> Recorded information:
·····

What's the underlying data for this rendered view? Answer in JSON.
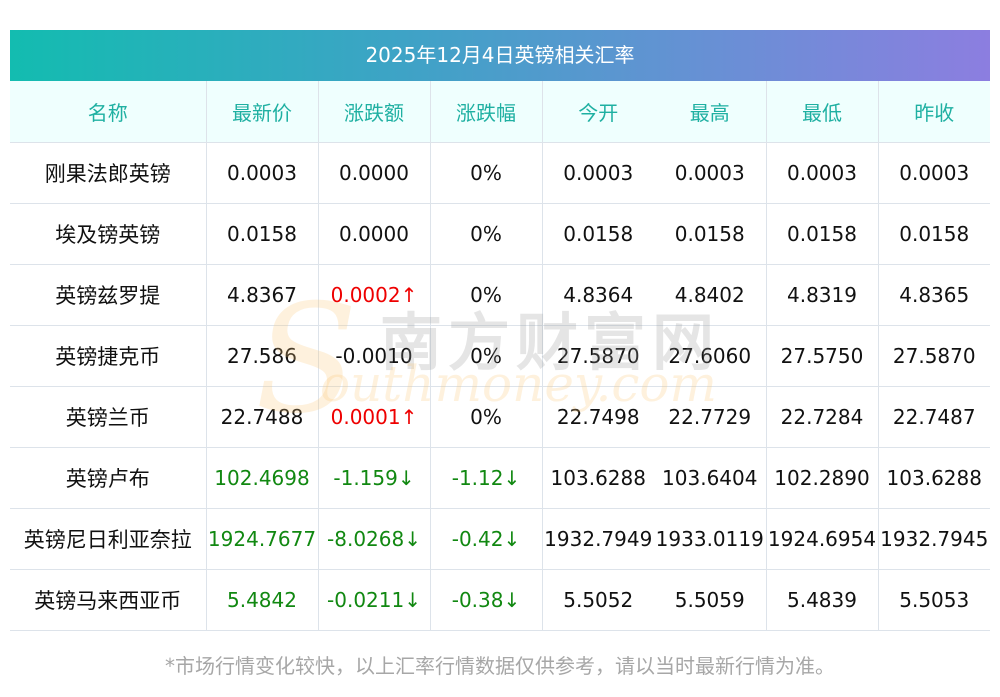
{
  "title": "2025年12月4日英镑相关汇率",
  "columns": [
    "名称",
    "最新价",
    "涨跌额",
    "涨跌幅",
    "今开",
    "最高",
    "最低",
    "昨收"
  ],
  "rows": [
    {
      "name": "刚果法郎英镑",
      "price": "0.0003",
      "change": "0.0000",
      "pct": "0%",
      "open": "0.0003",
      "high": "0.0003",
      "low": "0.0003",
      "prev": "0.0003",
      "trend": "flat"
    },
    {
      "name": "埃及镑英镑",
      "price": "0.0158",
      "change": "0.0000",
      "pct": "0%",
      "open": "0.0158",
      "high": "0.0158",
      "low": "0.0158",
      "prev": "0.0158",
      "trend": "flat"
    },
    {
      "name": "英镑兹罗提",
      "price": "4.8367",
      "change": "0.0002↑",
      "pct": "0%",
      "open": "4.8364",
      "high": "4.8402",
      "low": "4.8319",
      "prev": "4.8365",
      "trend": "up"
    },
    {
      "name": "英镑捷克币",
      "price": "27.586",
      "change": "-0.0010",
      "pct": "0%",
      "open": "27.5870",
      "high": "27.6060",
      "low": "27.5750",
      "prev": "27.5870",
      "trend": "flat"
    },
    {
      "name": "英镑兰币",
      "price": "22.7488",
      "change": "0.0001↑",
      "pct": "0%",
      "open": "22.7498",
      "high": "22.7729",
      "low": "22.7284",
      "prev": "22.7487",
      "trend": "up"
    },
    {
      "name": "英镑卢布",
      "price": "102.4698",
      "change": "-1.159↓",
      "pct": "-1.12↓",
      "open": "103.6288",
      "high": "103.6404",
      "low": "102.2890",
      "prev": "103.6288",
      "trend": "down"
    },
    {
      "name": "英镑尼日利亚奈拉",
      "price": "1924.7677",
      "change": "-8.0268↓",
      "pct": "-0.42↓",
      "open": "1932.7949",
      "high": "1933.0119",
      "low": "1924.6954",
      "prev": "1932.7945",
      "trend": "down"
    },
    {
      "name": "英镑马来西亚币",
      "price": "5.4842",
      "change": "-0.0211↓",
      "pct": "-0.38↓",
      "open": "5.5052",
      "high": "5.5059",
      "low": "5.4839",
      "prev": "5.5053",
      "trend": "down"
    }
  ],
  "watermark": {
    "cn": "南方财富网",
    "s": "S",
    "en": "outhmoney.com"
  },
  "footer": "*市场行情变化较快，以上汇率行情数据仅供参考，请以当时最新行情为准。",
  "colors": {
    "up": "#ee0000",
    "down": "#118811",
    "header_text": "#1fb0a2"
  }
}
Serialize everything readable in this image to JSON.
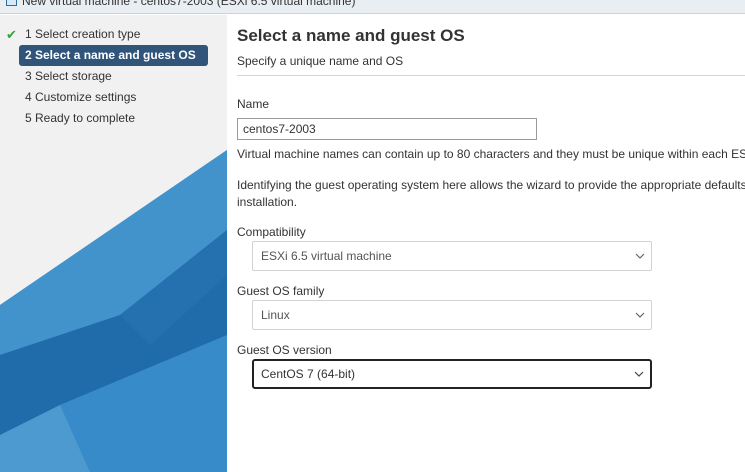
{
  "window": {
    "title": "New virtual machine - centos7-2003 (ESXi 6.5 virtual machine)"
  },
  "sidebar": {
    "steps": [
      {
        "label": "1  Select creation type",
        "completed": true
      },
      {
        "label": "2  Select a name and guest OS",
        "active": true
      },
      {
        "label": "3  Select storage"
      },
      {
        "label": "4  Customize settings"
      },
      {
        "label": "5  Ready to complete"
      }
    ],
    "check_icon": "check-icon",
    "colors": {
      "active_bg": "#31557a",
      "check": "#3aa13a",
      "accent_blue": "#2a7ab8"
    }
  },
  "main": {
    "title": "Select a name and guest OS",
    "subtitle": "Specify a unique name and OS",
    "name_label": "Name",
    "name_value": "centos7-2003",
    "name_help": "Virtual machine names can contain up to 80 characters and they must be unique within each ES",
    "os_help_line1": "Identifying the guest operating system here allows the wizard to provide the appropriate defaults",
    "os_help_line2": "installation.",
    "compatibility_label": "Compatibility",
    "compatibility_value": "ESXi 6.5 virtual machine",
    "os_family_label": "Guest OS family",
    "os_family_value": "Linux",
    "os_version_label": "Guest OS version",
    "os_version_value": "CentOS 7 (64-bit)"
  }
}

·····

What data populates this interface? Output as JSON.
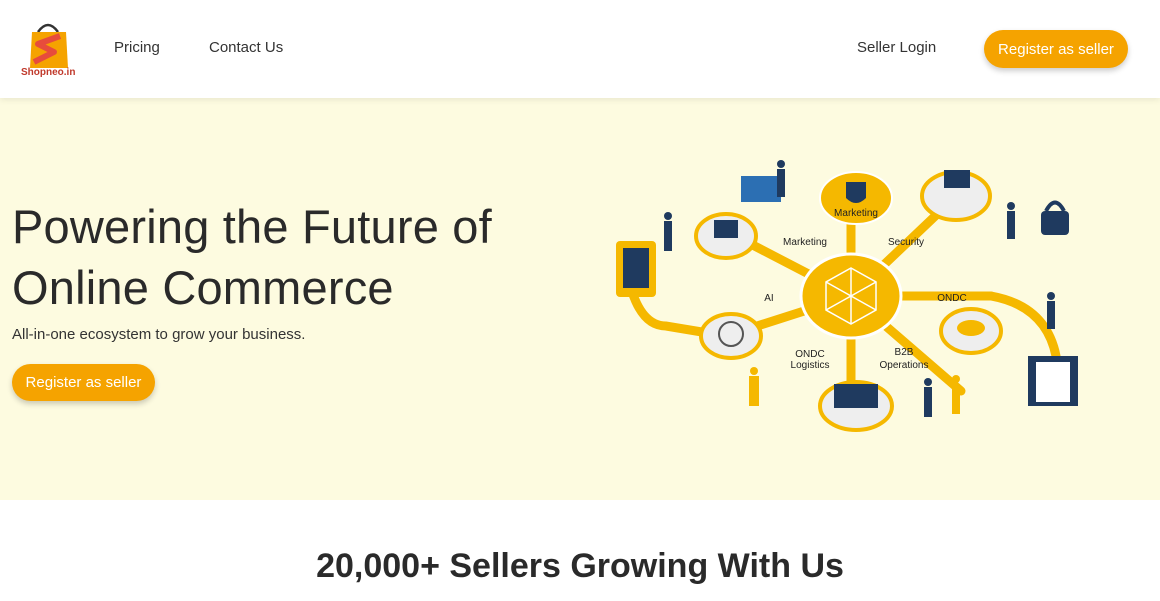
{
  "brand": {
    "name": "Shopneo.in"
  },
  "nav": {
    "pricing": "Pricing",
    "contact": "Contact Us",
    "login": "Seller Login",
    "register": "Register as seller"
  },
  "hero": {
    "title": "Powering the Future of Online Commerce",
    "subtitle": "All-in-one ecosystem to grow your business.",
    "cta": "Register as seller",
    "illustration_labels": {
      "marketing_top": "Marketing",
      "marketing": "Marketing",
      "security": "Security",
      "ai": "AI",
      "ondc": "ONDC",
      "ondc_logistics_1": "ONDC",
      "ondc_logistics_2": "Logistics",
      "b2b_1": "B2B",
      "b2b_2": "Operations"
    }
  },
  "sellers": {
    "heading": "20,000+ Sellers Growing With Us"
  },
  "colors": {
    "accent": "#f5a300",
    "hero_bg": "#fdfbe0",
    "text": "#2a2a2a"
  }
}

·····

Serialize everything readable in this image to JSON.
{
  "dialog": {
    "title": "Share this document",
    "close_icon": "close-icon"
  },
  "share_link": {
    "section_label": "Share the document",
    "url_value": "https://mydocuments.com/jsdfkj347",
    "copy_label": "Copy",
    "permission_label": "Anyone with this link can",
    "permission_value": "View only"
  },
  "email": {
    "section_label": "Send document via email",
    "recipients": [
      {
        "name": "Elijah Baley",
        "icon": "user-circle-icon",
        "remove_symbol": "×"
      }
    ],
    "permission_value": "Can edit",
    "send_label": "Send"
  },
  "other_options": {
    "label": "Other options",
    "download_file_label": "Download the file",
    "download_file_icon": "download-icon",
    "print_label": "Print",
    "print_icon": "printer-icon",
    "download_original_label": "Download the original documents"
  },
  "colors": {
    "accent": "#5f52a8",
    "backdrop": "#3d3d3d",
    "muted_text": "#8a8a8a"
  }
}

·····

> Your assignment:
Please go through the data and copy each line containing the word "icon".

> Task answer:
    "check_icon": "check-icon",
    "close_icon": "close-icon"
        "icon": "user-circle-icon",
    "download_file_icon": "download-icon",
    "print_icon": "printer-icon",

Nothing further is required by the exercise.